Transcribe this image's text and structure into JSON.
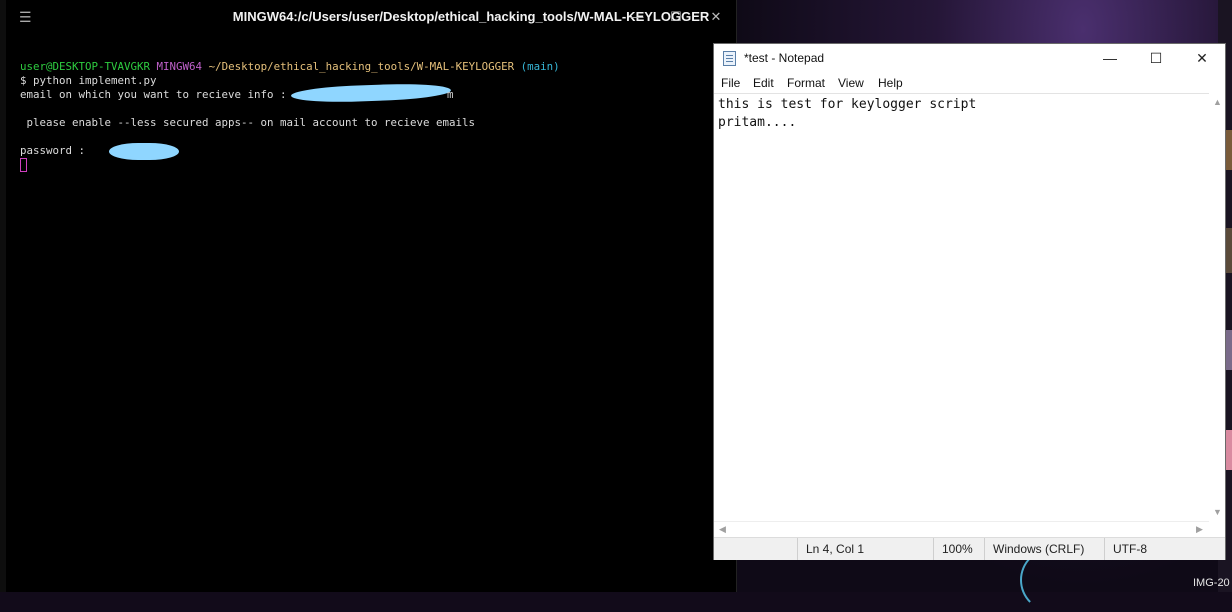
{
  "terminal": {
    "title": "MINGW64:/c/Users/user/Desktop/ethical_hacking_tools/W-MAL-KEYLOGGER",
    "menu_icon": "hamburger-icon",
    "prompt_user": "user@DESKTOP-TVAVGKR",
    "prompt_shell": "MINGW64",
    "prompt_path": "~/Desktop/ethical_hacking_tools/W-MAL-KEYLOGGER",
    "prompt_branch": "(main)",
    "command": "$ python implement.py",
    "email_prompt": "email on which you want to recieve info :",
    "email_tail": "m",
    "notice": " please enable --less secured apps-- on mail account to recieve emails",
    "password_prompt": "password :",
    "colors": {
      "user": "#2ecc40",
      "shell": "#c061cb",
      "path": "#e5c07b",
      "branch": "#37b6d6",
      "redaction": "#8fd6ff"
    }
  },
  "notepad": {
    "title": "*test - Notepad",
    "menu": [
      "File",
      "Edit",
      "Format",
      "View",
      "Help"
    ],
    "lines": [
      "this is test for keylogger script",
      "pritam...."
    ],
    "status": {
      "position": "Ln 4, Col 1",
      "zoom": "100%",
      "line_ending": "Windows (CRLF)",
      "encoding": "UTF-8"
    }
  },
  "desktop": {
    "label": "IMG-20"
  }
}
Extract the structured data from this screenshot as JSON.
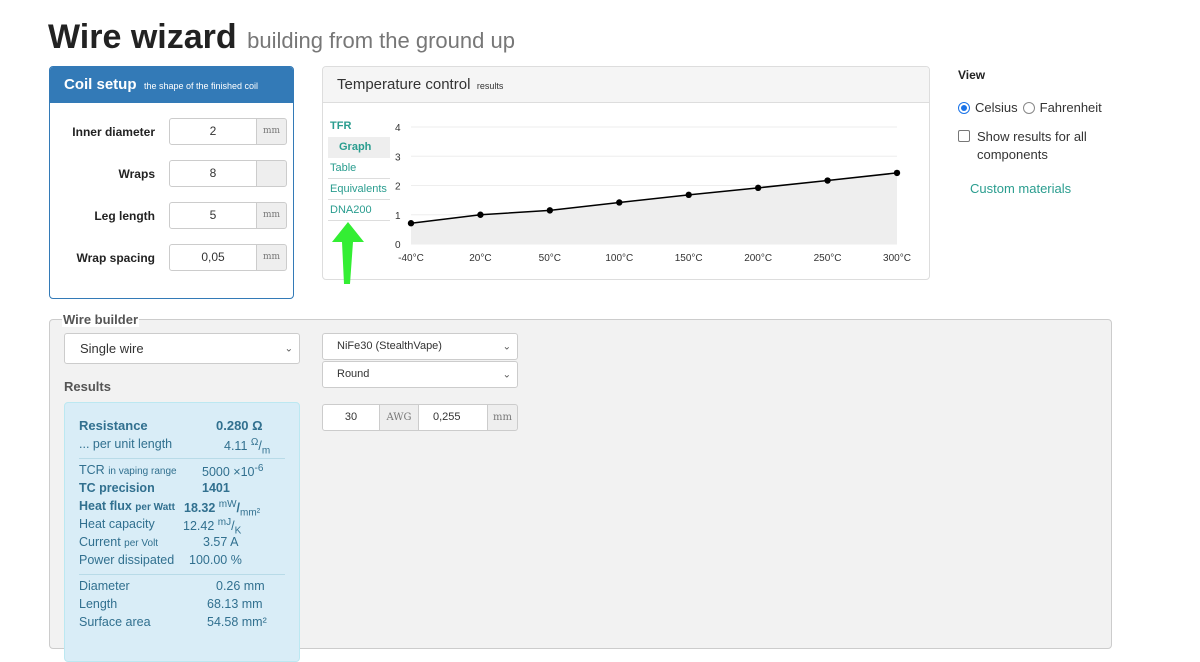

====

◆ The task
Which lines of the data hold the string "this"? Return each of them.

◆ Answer box
Transcribe this image's text and structure into JSON.
      "this is test for keylogger script",
Extract the structured data from this screenshot as JSON.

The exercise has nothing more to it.